◆ **SUPPLIED MATERIAL**
——

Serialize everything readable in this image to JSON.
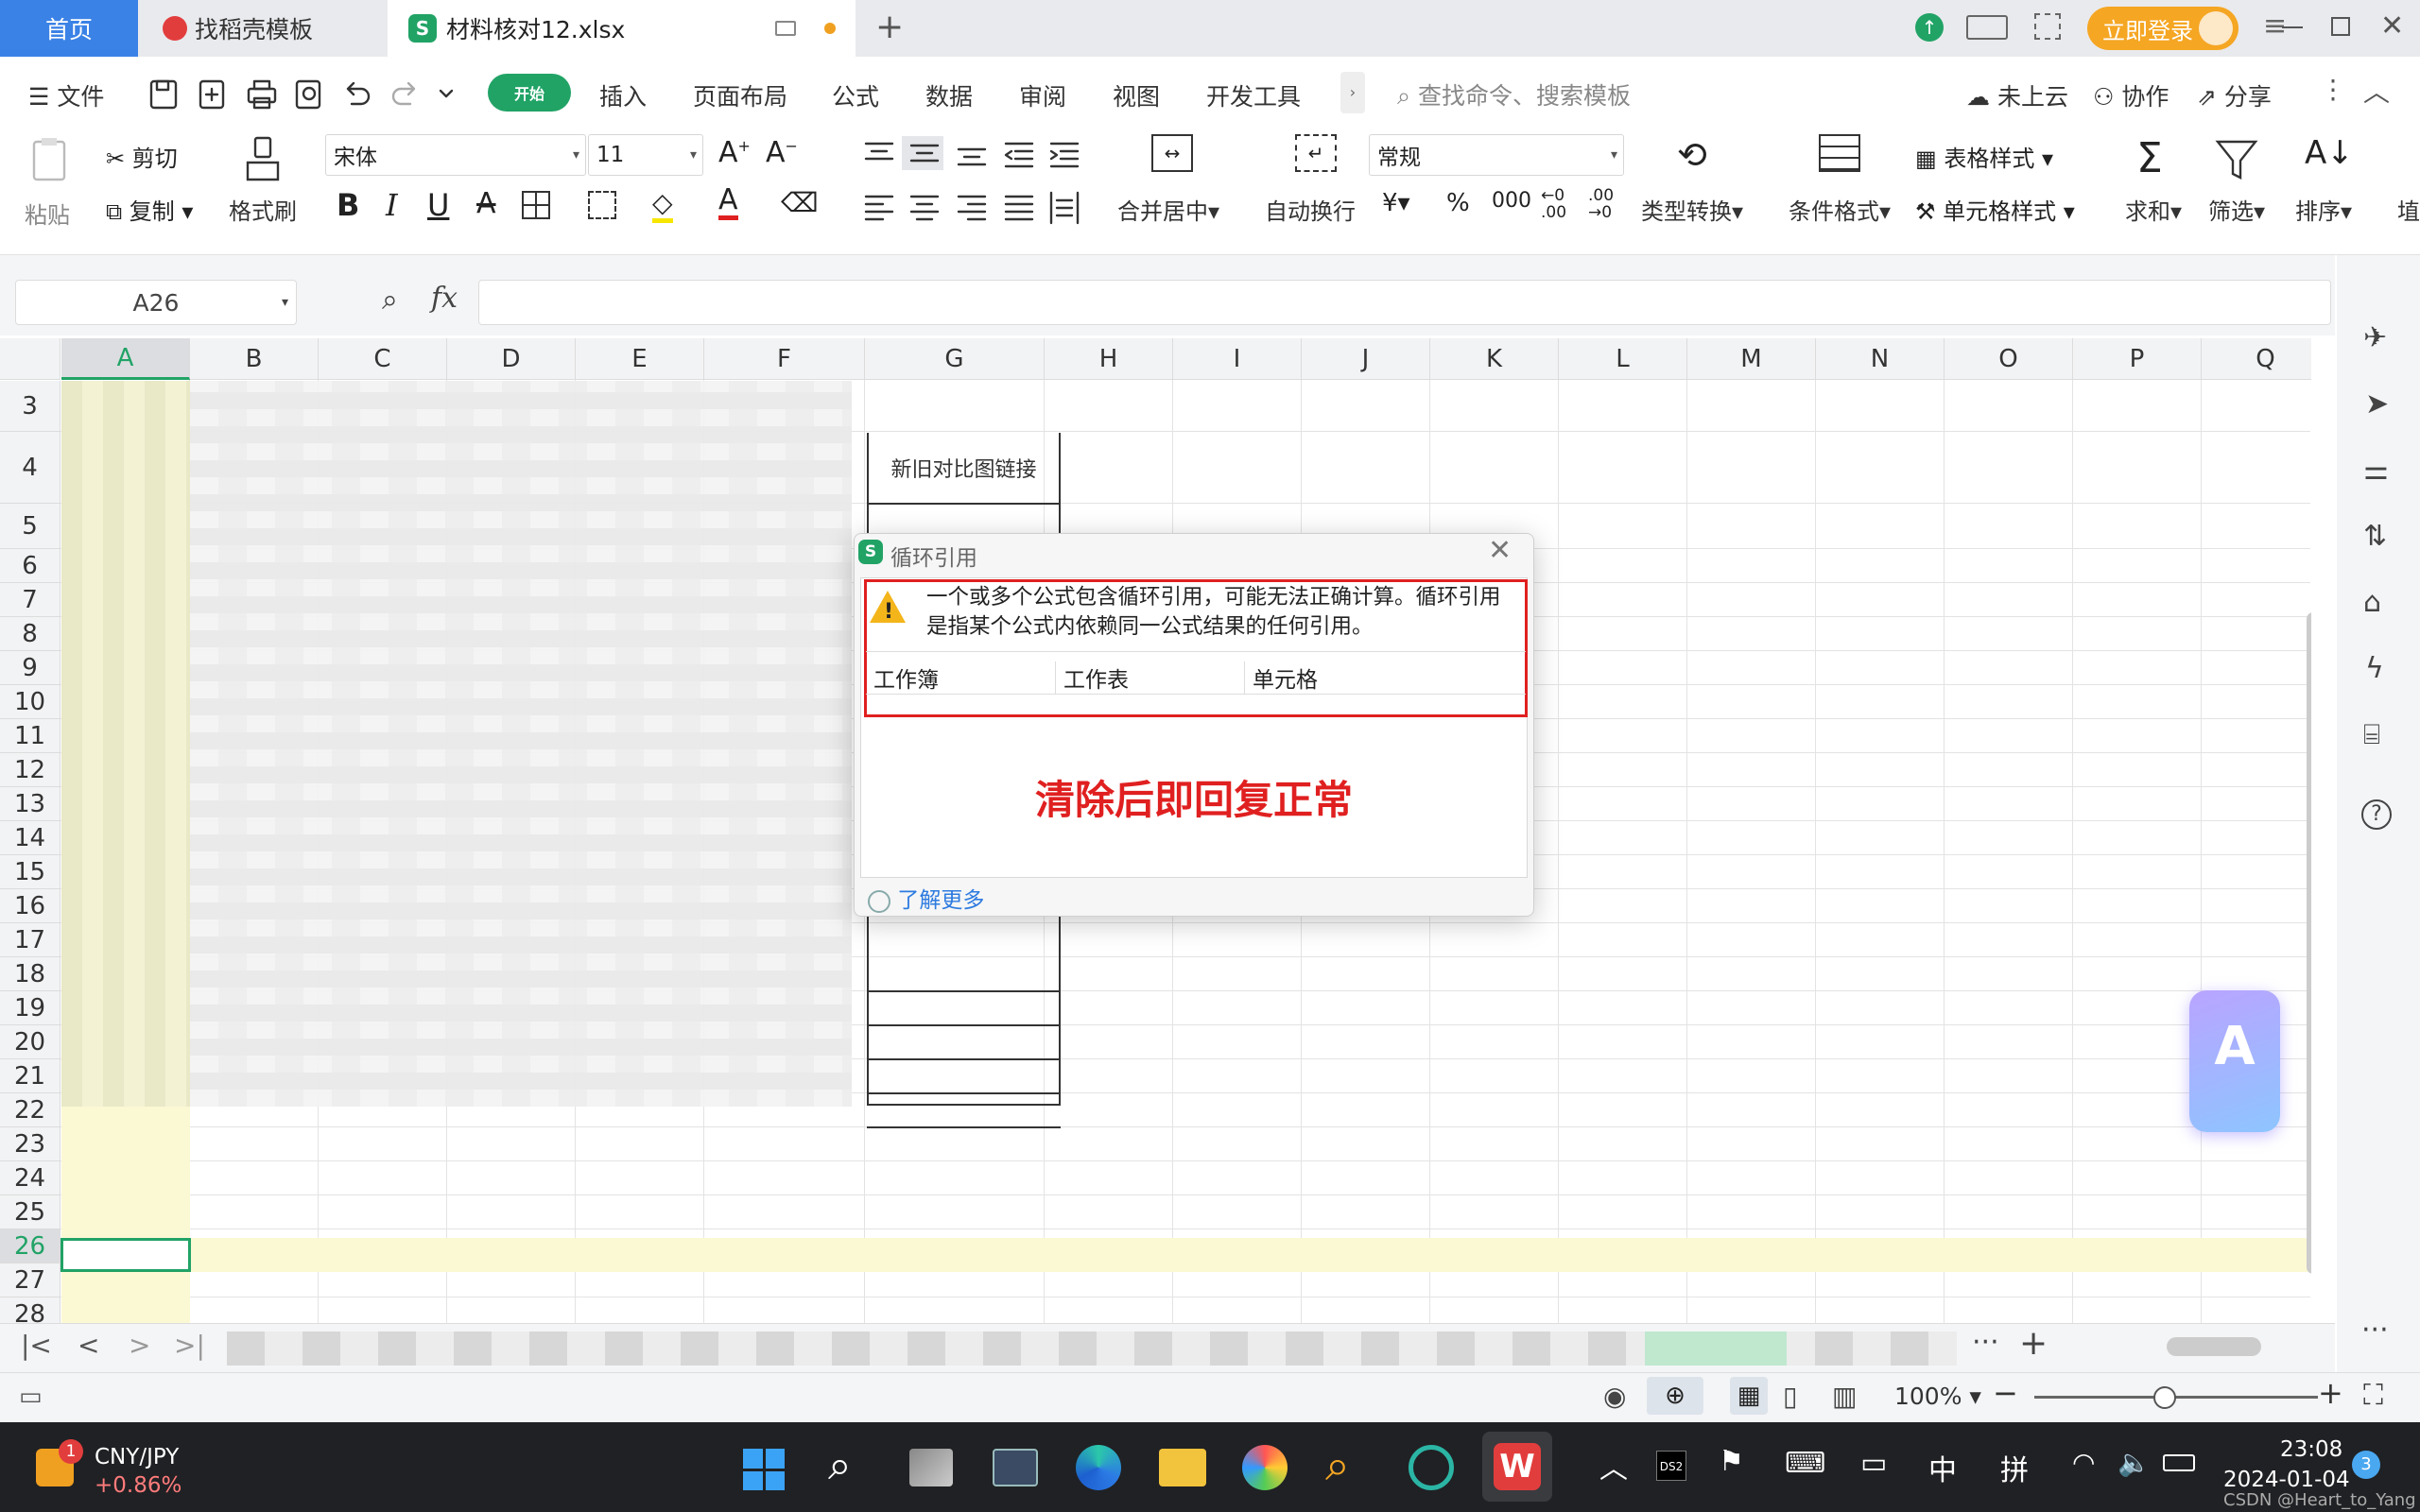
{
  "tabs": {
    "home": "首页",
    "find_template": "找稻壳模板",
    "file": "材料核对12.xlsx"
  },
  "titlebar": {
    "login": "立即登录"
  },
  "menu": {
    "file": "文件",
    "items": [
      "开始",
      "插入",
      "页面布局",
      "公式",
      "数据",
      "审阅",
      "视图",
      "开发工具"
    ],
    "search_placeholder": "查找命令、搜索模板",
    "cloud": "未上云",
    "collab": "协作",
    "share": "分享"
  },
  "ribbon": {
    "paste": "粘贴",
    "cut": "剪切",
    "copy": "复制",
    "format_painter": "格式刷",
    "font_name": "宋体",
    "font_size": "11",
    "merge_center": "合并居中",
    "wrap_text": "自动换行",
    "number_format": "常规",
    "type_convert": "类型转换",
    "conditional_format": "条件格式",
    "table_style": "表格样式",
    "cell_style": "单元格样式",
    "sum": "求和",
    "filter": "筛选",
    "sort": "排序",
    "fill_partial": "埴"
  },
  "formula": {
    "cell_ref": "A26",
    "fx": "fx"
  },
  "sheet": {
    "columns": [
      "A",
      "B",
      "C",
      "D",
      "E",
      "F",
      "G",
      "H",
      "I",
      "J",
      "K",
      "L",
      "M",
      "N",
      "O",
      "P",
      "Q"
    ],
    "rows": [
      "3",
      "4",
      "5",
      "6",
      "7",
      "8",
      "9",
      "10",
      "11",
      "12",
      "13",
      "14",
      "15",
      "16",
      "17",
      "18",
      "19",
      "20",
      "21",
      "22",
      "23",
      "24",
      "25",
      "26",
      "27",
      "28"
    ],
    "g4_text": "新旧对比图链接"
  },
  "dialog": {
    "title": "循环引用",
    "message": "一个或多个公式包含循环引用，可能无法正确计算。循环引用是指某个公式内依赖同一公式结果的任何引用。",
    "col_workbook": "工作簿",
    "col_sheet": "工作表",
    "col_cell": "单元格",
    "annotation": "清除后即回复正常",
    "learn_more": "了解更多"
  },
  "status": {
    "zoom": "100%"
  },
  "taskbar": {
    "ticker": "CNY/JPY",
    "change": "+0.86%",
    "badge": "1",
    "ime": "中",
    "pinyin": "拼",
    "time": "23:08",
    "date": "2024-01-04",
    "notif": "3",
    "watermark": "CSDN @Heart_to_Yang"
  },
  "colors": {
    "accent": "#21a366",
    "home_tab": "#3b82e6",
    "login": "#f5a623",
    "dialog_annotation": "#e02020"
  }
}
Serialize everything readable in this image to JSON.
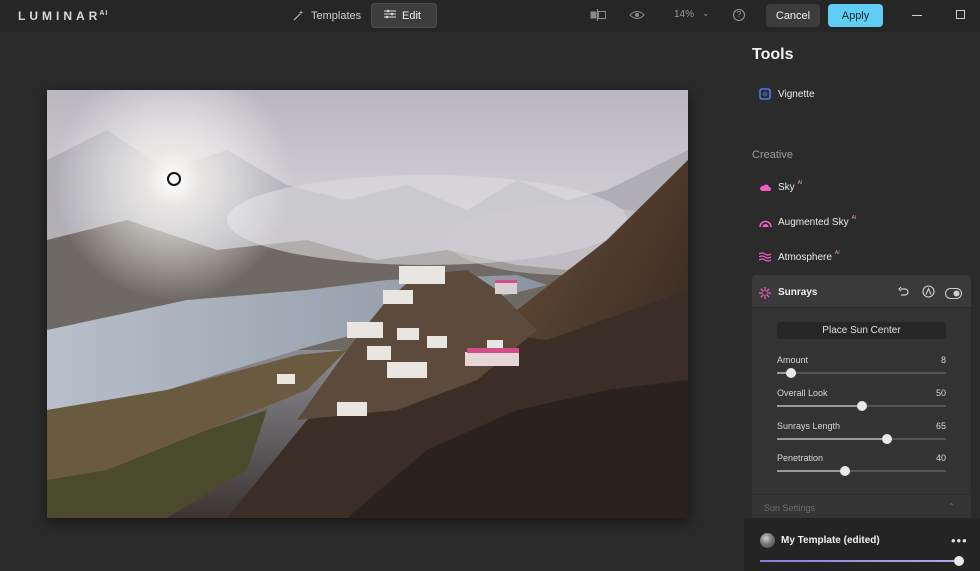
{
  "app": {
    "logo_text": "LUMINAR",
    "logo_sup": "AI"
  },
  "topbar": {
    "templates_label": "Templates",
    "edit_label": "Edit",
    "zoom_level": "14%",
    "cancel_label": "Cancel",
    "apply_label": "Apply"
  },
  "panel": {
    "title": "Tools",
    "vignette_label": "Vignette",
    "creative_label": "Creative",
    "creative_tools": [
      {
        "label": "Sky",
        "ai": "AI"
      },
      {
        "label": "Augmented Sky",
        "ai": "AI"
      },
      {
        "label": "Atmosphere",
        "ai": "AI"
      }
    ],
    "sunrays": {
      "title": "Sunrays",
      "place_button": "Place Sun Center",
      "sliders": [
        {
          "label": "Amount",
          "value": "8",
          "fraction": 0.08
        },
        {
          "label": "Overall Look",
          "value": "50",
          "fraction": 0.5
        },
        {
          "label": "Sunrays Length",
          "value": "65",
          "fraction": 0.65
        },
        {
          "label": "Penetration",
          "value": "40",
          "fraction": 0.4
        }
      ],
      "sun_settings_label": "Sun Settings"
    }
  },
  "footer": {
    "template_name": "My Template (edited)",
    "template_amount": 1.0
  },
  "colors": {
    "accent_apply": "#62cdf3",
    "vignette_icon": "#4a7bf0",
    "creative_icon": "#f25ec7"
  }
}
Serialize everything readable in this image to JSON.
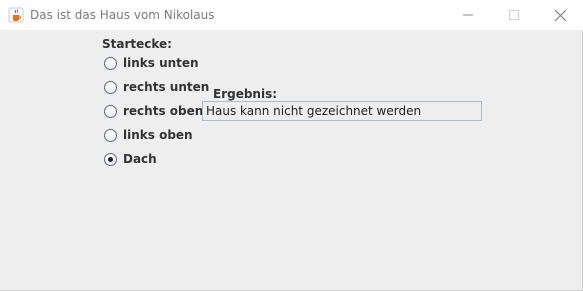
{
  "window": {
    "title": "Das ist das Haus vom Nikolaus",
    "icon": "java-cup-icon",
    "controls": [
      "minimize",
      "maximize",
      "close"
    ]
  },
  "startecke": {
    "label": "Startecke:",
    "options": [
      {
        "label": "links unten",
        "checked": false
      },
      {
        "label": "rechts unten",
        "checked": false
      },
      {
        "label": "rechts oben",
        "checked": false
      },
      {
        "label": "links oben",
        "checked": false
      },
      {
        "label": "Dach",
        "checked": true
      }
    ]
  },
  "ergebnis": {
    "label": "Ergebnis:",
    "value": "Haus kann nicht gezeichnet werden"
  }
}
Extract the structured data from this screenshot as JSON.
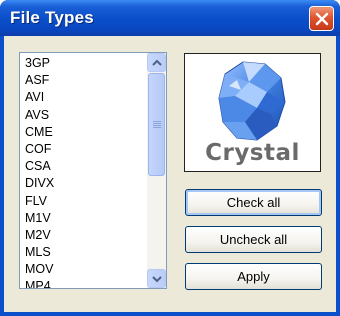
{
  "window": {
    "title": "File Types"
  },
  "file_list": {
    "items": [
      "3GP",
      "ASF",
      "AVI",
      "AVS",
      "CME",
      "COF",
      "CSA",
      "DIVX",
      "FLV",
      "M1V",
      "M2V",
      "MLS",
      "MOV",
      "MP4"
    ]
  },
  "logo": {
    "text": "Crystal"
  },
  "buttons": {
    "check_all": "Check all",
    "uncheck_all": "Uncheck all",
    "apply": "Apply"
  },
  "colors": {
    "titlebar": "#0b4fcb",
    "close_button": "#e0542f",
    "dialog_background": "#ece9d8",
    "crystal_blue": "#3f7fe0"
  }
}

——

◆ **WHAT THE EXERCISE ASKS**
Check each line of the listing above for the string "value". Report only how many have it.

◆ **OUTPUT BELOW**
5